▶ Exercise directions: Each line of the material should be retyped without alteration.

▶ Data supplied:
=-=-=-=-=

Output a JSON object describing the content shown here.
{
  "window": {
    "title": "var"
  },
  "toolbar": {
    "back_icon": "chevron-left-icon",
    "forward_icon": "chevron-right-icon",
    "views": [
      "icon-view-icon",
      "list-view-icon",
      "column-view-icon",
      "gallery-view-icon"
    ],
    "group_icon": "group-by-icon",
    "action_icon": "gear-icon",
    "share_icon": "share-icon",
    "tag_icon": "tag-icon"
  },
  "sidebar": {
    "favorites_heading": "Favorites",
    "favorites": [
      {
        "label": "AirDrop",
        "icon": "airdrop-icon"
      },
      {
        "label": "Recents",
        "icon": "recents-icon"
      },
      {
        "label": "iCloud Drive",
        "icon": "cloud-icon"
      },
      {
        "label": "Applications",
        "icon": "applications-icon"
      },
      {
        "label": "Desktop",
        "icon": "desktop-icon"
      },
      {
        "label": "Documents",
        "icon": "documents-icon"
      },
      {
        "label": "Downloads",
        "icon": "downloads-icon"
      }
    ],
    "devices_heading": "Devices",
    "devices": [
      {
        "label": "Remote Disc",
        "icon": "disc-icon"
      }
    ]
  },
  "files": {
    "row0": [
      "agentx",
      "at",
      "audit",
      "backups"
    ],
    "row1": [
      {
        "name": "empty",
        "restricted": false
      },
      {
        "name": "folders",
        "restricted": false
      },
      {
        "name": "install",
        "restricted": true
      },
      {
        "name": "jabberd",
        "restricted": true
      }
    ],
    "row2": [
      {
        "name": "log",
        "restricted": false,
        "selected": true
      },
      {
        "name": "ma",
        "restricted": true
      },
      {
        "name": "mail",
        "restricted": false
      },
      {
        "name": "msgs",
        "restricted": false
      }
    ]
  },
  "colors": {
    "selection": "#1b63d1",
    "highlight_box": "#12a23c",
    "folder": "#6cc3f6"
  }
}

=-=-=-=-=

▶ Exercise solution:
Output a JSON object describing the content shown here.
{
  "window": {
    "title": "var"
  },
  "toolbar": {
    "back_icon": "chevron-left-icon",
    "forward_icon": "chevron-right-icon",
    "views": [
      "icon-view-icon",
      "list-view-icon",
      "column-view-icon",
      "gallery-view-icon"
    ],
    "group_icon": "group-by-icon",
    "action_icon": "gear-icon",
    "share_icon": "share-icon",
    "tag_icon": "tag-icon"
  },
  "sidebar": {
    "favorites_heading": "Favorites",
    "favorites": [
      {
        "label": "AirDrop",
        "icon": "airdrop-icon"
      },
      {
        "label": "Recents",
        "icon": "recents-icon"
      },
      {
        "label": "iCloud Drive",
        "icon": "cloud-icon"
      },
      {
        "label": "Applications",
        "icon": "applications-icon"
      },
      {
        "label": "Desktop",
        "icon": "desktop-icon"
      },
      {
        "label": "Documents",
        "icon": "documents-icon"
      },
      {
        "label": "Downloads",
        "icon": "downloads-icon"
      }
    ],
    "devices_heading": "Devices",
    "devices": [
      {
        "label": "Remote Disc",
        "icon": "disc-icon"
      }
    ]
  },
  "files": {
    "row0": [
      "agentx",
      "at",
      "audit",
      "backups"
    ],
    "row1": [
      {
        "name": "empty",
        "restricted": false
      },
      {
        "name": "folders",
        "restricted": false
      },
      {
        "name": "install",
        "restricted": true
      },
      {
        "name": "jabberd",
        "restricted": true
      }
    ],
    "row2": [
      {
        "name": "log",
        "restricted": false,
        "selected": true
      },
      {
        "name": "ma",
        "restricted": true
      },
      {
        "name": "mail",
        "restricted": false
      },
      {
        "name": "msgs",
        "restricted": false
      }
    ]
  },
  "colors": {
    "selection": "#1b63d1",
    "highlight_box": "#12a23c",
    "folder": "#6cc3f6"
  }
}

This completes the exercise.